Schneider argued that the region is on the verge of a landfill capacity glut, calling BFI’s expansion unnecessary and counterproductive to efforts to divert all compostable and recyclable items from landfills – efforts she says will create scores of new “green-collar jobs.”

Texas Campaign for the Environment presented a letter opposing the expansion signed by more than 70 local black and Hispanic community leaders. The city of Austin in May passed a resolution against the expansion, and state Rep. Mark Strama and Sen. Kirk Watson have also drafted a letter in opposition.

In April, the TCEQ declared BFI’s expansion application technically complete, which essentially means the waste giant has provided all the necessary information. The application is now undergoing a more stringent technical review, taking in to account things like site geology, drainage and erosion controls, landfill gas monitoring, and post-closure cost estimates, according to TCEQ media-relations manager Terry Clawson. He said recycling is encouraged but not required for a landfill permit nor is consideration of the actual need for regional landfill space. The TCEQ has received 76 requests for a contested case hearing on BFI’s permit. Commissioners will likely initiate consideration early next year, Clawson said.

At a county public hearing in October, Commissioner Ron Davis said it was an “atrocity” that kids at nearby Bluebonnet Elementary School were kept inside at recess due to “odorous conditions.” Davis, whose precinct includes the landfill, has staunchly advocated closing the site.

Area resident Fabian Martinez said he decided to pull his kids out of Bluebonnet and place them in a private school much farther away. “My daughter would get sick and throw up on the school bus,” though she’s not prone to car sickness, he said. “Would you want to jog in an area that smells like rotten eggs and dirty diapers?” he asked.

Davis said BFI first approached the commission in 2001 concerning an expansion. “BFI has had ample time to do something about space,” he said. “Mean­while, the community has always opposed an expansion.”
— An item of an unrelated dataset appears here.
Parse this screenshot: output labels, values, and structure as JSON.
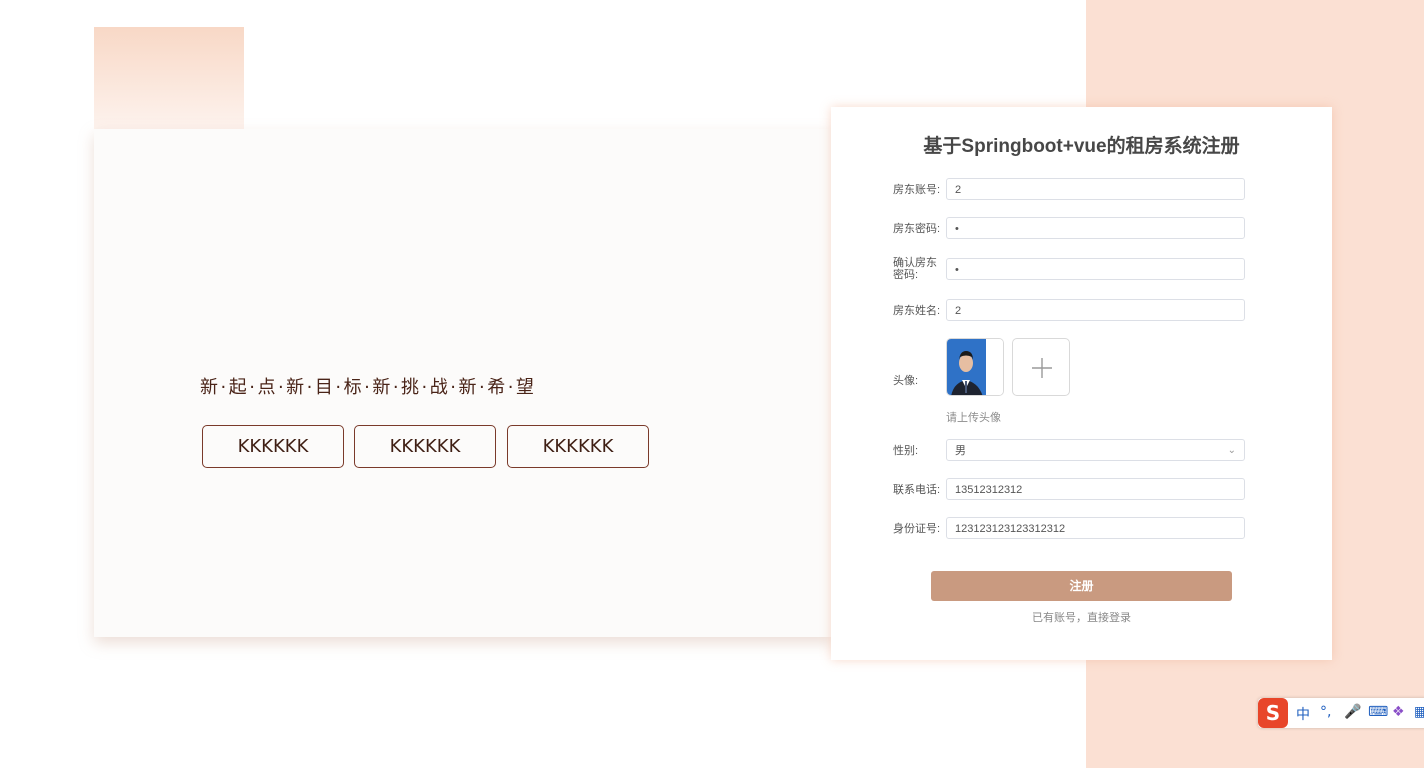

BFI district manager Brad Dugas said last month that Sun­set Farms could fill its permitted capacity by 2011 at present disposal rates and that BFI has had difficulty locating a new landfill site due to “not in my back yard concerns.” “I believe we provide a valuable service to the community,” Dugas said. “We want to stay in business in the Austin market, and in order to provide uninterrupted service, we need that additional capacity to continue to look for a new landfill in the area.”

Dugas added that most people don’t realize how much BFI’s disposal rate of 3,000 tons of waste per day really is. Seventy percent of that waste comes from Travis County, he said, though waste is also accepted from up to 20 other counties. “People say we can’t be trusted, but we’re honoring the commitment we’ve made all along – to close by 2015 and to abandon this site if we find a new one before then.”

City of Austin Solid Waste Advisory Commission Chair Gerard Acuna said complaints about the landfill have been a hot topic throughout his nine-year tenure on the commission. “It’s been one thing after another,” he said. “The current location is not a good place for that type of facility, plain and simple.” Echoing Davis, Acuna said that if BFI had devoted the time and money it has spent trying to expand Sunset Farms to finding a new site, “they certainly could’ve started fresh at a new site by now, being the model landfill operators they claim to be.” Acuna concluded, “I’m not for kicking BFI out of town but for raising the bar on landfills.”